# The task:
The answer must be an exact printing of every record below, with the pictures omitted.

Page and application data records
════
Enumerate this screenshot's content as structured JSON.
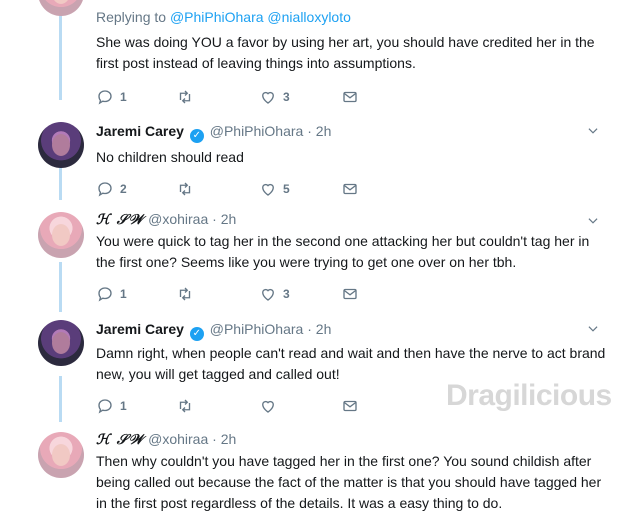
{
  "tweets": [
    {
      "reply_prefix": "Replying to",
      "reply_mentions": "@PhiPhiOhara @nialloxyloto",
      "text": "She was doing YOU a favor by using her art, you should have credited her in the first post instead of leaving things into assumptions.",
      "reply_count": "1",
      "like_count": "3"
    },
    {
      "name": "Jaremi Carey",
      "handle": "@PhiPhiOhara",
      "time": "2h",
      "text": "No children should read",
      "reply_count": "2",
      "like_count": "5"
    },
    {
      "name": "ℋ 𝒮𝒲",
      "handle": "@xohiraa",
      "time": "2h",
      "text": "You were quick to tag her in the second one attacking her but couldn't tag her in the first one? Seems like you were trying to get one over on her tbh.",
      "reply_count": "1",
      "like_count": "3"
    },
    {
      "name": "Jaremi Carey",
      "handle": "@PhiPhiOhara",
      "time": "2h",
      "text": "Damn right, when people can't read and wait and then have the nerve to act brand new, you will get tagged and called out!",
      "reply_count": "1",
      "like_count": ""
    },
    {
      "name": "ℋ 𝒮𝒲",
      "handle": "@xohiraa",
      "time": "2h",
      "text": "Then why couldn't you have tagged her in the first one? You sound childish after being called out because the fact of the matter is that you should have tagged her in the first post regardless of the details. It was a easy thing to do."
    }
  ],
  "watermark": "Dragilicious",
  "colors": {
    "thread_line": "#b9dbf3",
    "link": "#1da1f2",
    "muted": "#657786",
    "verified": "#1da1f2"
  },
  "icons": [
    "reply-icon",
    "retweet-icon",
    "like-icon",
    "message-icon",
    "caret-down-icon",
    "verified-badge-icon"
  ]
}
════
# Response to the task:
Enumerate this screenshot's content as structured JSON.
{
  "tweets": [
    {
      "reply_prefix": "Replying to",
      "reply_mentions": "@PhiPhiOhara @nialloxyloto",
      "text": "She was doing YOU a favor by using her art, you should have credited her in the first post instead of leaving things into assumptions.",
      "reply_count": "1",
      "like_count": "3"
    },
    {
      "name": "Jaremi Carey",
      "handle": "@PhiPhiOhara",
      "time": "2h",
      "text": "No children should read",
      "reply_count": "2",
      "like_count": "5"
    },
    {
      "name": "ℋ 𝒮𝒲",
      "handle": "@xohiraa",
      "time": "2h",
      "text": "You were quick to tag her in the second one attacking her but couldn't tag her in the first one? Seems like you were trying to get one over on her tbh.",
      "reply_count": "1",
      "like_count": "3"
    },
    {
      "name": "Jaremi Carey",
      "handle": "@PhiPhiOhara",
      "time": "2h",
      "text": "Damn right, when people can't read and wait and then have the nerve to act brand new, you will get tagged and called out!",
      "reply_count": "1",
      "like_count": ""
    },
    {
      "name": "ℋ 𝒮𝒲",
      "handle": "@xohiraa",
      "time": "2h",
      "text": "Then why couldn't you have tagged her in the first one? You sound childish after being called out because the fact of the matter is that you should have tagged her in the first post regardless of the details. It was a easy thing to do."
    }
  ],
  "watermark": "Dragilicious",
  "colors": {
    "thread_line": "#b9dbf3",
    "link": "#1da1f2",
    "muted": "#657786",
    "verified": "#1da1f2"
  },
  "icons": [
    "reply-icon",
    "retweet-icon",
    "like-icon",
    "message-icon",
    "caret-down-icon",
    "verified-badge-icon"
  ]
}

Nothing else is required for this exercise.